What is the limit to self-awareness?
We can hook up sensors to our bodies to learn for example that while riding a bike uphill, we are not fully using particular muscles. This can help us learn how to use those muscles to use our bodies more fully.
We have a fairly good understanding of how muscles work - electrical signals cause the muscles to contract which causes joints to flex or extend, which results in some motion. The more muscles we apply to that contraction, the more forceful the motion. And we have created many simulations of this, like robots, and even solved the reverse problem of determining how the robot should engage its motors in order to produce a desired motion.
But what about our brains? Do we know how neurons - billions of them - can collectively provide the services of our brains? How they store and recall memories? How they recognize a friend we haven't seen in years? How we recognize that a species of dog we've never seen before is also a dog?
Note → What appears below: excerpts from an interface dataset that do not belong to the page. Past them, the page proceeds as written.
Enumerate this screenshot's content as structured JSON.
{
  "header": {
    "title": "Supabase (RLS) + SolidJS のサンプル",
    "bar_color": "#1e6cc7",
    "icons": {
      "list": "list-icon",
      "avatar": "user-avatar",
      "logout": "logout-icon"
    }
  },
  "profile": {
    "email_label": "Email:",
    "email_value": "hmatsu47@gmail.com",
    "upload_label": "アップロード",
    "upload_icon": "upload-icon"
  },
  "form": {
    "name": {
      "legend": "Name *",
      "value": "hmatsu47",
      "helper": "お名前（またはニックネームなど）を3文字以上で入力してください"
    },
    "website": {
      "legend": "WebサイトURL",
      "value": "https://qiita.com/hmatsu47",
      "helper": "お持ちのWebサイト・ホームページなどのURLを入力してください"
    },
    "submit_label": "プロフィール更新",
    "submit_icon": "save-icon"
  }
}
And so on.
Interestingly enough, we have created models of brains - most famously digital computers, but also neural networks designed to simulate networks of brain cells. But I don't know if we (humankind) knows how this process works - how does the complex behavior emerge from the simple behavior of its components?
And if we had some control over the behavior of its components, could we produce particular behaviors? I assume we're a long way off from injecting Matrix-like consciousness into a brain or Total Recall-like false memories.
So my question is whether our own brains are even capable of figuring this out. I think this understanding is part of a sequence or continuum of self-awareness.
For example, the first stage is to realize that anything exists. In a way, a light sensor is at this stage since it reacts to the external world.
The next stage is to realize that one is separate from the rest of the world. Then to realize that one has a body. Then to know that one has a brain. Then to know that it is the brain that is responsible for knowing that. 
Then to know what are the components of that brain - its structure. And continuing, to know how that structure works, and next to know how to modify that structure in order to modify how it works.
Perhaps we will one day be able to detect that a particular area or structure of our brains is not working effectively and through that feedback will be able to improve it, directly modifying our thoughts and behaviors.
 Emo Phillips - http://www.quotationspage.com/quote/39852.html